> **TASK ITEM**: Across the listing, tally the lines in which the word "color" occurs, then report the tally alone.

> **EXTRACTED RECORDS**:
------------------------------------------------
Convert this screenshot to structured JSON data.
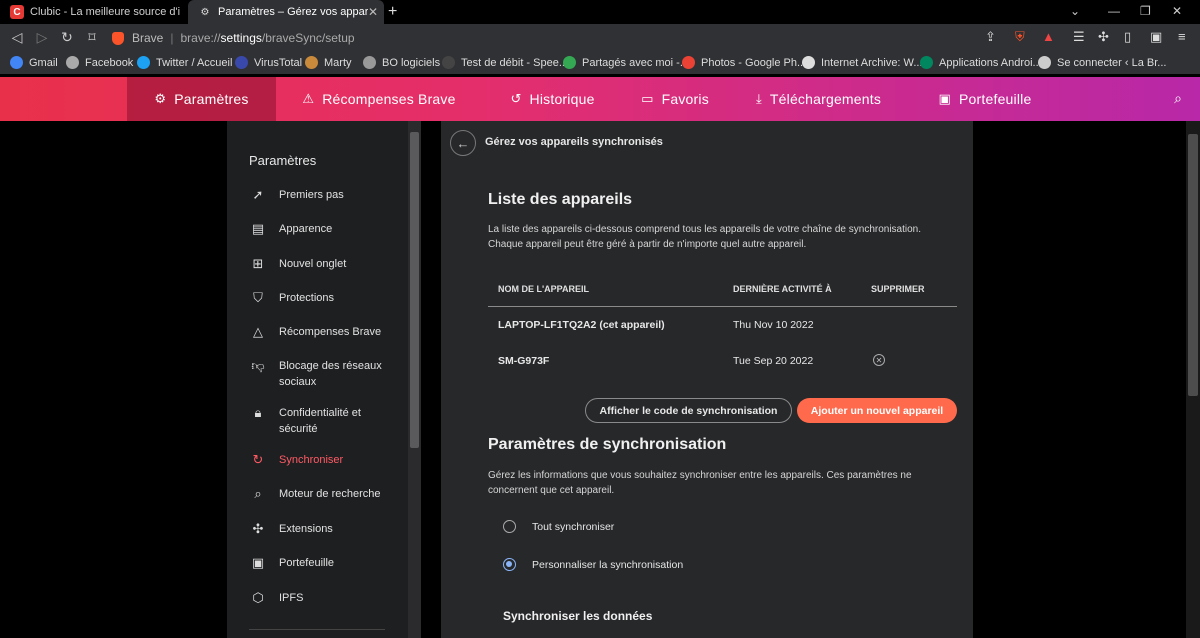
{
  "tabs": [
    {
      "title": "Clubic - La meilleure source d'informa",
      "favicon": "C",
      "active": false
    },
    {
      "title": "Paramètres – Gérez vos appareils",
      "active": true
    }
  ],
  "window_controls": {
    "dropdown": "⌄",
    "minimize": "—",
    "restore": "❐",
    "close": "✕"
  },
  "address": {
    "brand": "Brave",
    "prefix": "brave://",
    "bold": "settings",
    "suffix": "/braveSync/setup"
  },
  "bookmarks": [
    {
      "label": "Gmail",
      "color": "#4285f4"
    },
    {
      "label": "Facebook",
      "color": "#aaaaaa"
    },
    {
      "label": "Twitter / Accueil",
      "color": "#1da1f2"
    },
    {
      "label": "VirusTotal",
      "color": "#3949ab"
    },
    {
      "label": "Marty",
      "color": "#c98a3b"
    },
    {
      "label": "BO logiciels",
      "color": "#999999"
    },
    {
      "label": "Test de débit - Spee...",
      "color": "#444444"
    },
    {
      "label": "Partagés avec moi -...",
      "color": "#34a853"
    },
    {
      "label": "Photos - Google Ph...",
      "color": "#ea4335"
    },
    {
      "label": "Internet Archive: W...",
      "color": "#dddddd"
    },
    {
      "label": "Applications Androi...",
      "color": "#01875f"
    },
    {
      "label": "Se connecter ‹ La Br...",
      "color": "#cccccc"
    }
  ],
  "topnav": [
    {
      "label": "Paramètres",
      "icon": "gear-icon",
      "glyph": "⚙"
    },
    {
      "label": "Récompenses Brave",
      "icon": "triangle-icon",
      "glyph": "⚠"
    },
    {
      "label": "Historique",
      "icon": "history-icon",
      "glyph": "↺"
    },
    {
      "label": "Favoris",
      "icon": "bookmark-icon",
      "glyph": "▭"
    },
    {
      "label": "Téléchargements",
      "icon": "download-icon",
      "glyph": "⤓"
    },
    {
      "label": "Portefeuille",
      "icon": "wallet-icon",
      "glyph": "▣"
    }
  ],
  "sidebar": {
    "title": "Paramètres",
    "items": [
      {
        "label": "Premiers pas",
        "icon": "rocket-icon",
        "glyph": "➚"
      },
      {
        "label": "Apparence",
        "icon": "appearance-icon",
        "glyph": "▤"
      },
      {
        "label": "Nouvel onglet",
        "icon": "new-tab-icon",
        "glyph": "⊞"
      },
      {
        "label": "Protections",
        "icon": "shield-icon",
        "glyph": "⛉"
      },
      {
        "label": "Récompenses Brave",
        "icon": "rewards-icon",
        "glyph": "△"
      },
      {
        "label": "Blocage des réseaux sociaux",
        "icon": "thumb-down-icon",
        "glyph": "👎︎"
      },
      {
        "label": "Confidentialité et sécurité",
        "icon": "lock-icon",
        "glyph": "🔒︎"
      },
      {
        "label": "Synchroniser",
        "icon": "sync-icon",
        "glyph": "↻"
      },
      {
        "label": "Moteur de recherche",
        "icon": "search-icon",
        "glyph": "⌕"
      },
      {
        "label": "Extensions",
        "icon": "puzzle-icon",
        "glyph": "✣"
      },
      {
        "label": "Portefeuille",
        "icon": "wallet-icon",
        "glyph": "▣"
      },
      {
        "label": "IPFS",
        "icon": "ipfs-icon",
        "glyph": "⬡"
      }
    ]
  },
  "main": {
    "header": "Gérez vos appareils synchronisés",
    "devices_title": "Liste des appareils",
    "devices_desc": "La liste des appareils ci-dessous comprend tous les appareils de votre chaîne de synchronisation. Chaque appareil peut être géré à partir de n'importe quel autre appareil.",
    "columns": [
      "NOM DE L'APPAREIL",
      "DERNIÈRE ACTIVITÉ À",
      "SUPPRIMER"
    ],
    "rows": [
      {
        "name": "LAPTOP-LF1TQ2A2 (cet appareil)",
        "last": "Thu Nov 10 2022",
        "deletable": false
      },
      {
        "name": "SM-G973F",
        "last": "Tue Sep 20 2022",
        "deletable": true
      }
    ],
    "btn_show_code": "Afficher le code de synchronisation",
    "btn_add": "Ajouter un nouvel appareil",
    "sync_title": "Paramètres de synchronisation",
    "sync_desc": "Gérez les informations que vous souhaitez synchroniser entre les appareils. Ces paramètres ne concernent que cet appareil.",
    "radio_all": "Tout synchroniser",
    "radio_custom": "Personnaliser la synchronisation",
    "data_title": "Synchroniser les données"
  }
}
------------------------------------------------
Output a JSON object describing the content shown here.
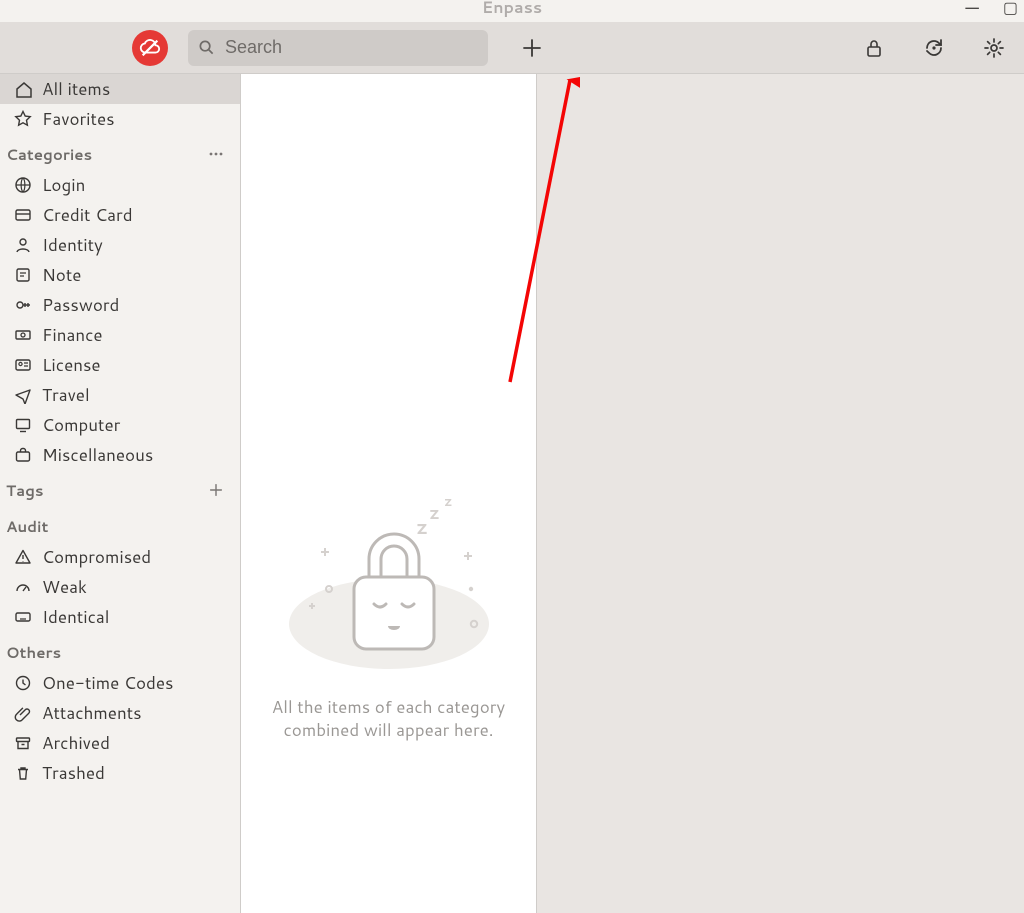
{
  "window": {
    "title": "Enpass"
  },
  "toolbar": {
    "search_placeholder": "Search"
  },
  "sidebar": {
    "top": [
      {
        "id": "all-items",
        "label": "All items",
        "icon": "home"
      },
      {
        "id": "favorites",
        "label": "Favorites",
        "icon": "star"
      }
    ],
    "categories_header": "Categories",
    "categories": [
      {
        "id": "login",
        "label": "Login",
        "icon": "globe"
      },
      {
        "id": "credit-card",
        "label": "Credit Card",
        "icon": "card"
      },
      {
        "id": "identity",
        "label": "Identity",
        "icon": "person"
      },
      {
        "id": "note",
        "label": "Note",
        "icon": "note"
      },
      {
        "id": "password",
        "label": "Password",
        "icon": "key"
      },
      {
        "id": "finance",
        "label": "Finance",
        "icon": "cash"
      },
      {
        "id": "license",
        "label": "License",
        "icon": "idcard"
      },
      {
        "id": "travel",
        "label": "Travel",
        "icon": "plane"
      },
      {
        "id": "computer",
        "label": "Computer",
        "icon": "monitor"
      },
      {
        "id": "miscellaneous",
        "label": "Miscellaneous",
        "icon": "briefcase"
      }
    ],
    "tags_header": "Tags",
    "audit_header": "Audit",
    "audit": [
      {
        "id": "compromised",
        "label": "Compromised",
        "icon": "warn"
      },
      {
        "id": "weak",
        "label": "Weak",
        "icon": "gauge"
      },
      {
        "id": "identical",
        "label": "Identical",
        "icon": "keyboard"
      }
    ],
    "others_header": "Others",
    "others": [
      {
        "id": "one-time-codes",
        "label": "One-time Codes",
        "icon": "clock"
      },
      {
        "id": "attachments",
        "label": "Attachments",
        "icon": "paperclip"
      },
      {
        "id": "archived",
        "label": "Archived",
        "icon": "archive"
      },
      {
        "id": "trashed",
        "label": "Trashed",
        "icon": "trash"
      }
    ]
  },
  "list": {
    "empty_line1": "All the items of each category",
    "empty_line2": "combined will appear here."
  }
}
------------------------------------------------
> **ANSWER SECTION**: 12